#### To do:
I'd ask you to write out the lines below exactly, with no images.

#### Provided information:
= = = = =

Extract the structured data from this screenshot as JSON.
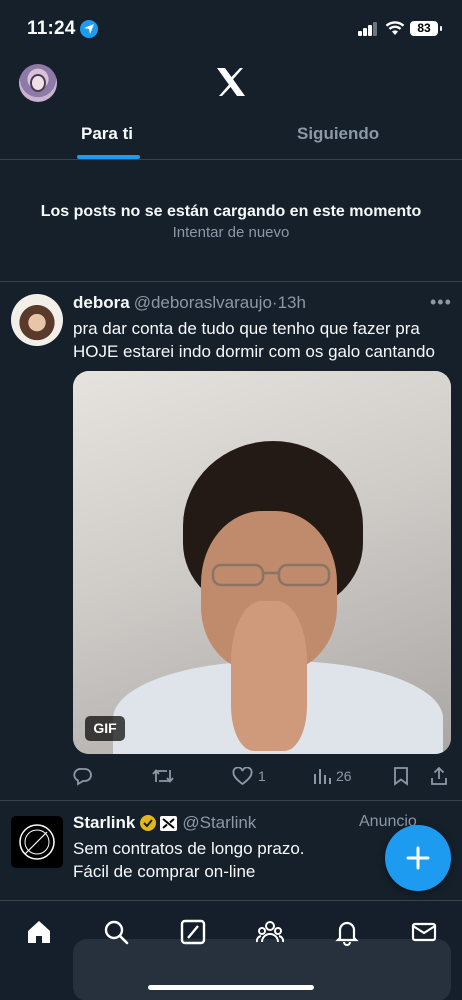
{
  "status_bar": {
    "time": "11:24",
    "battery": "83"
  },
  "header": {
    "logo": "x-logo-icon",
    "avatar": "user-avatar"
  },
  "tabs": [
    {
      "label": "Para ti",
      "active": true
    },
    {
      "label": "Siguiendo",
      "active": false
    }
  ],
  "error": {
    "message": "Los posts no se están cargando en este momento",
    "retry": "Intentar de nuevo"
  },
  "post": {
    "name": "debora",
    "handle": "@deboraslvaraujo",
    "time": "·13h",
    "text": "pra dar conta de tudo que tenho que fazer pra HOJE estarei indo dormir com os galo cantando",
    "media_badge": "GIF",
    "actions": {
      "replies": "",
      "reposts": "",
      "likes": "1",
      "views": "26"
    }
  },
  "ad": {
    "name": "Starlink",
    "handle": "@Starlink",
    "label": "Anuncio",
    "text_line1": "Sem contratos de longo prazo.",
    "text_line2": "Fácil de comprar on-line"
  },
  "colors": {
    "background": "#15202b",
    "accent": "#1d9bf0",
    "muted": "#8b98a5",
    "divider": "#38444d"
  },
  "nav": [
    "home-icon",
    "search-icon",
    "grok-icon",
    "communities-icon",
    "notifications-icon",
    "messages-icon"
  ]
}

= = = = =

#### Output of the exercise:
Extract the structured data from this screenshot as JSON.
{
  "status_bar": {
    "time": "11:24",
    "battery": "83"
  },
  "header": {
    "logo": "x-logo-icon",
    "avatar": "user-avatar"
  },
  "tabs": [
    {
      "label": "Para ti",
      "active": true
    },
    {
      "label": "Siguiendo",
      "active": false
    }
  ],
  "error": {
    "message": "Los posts no se están cargando en este momento",
    "retry": "Intentar de nuevo"
  },
  "post": {
    "name": "debora",
    "handle": "@deboraslvaraujo",
    "time": "·13h",
    "text": "pra dar conta de tudo que tenho que fazer pra HOJE estarei indo dormir com os galo cantando",
    "media_badge": "GIF",
    "actions": {
      "replies": "",
      "reposts": "",
      "likes": "1",
      "views": "26"
    }
  },
  "ad": {
    "name": "Starlink",
    "handle": "@Starlink",
    "label": "Anuncio",
    "text_line1": "Sem contratos de longo prazo.",
    "text_line2": "Fácil de comprar on-line"
  },
  "colors": {
    "background": "#15202b",
    "accent": "#1d9bf0",
    "muted": "#8b98a5",
    "divider": "#38444d"
  },
  "nav": [
    "home-icon",
    "search-icon",
    "grok-icon",
    "communities-icon",
    "notifications-icon",
    "messages-icon"
  ]
}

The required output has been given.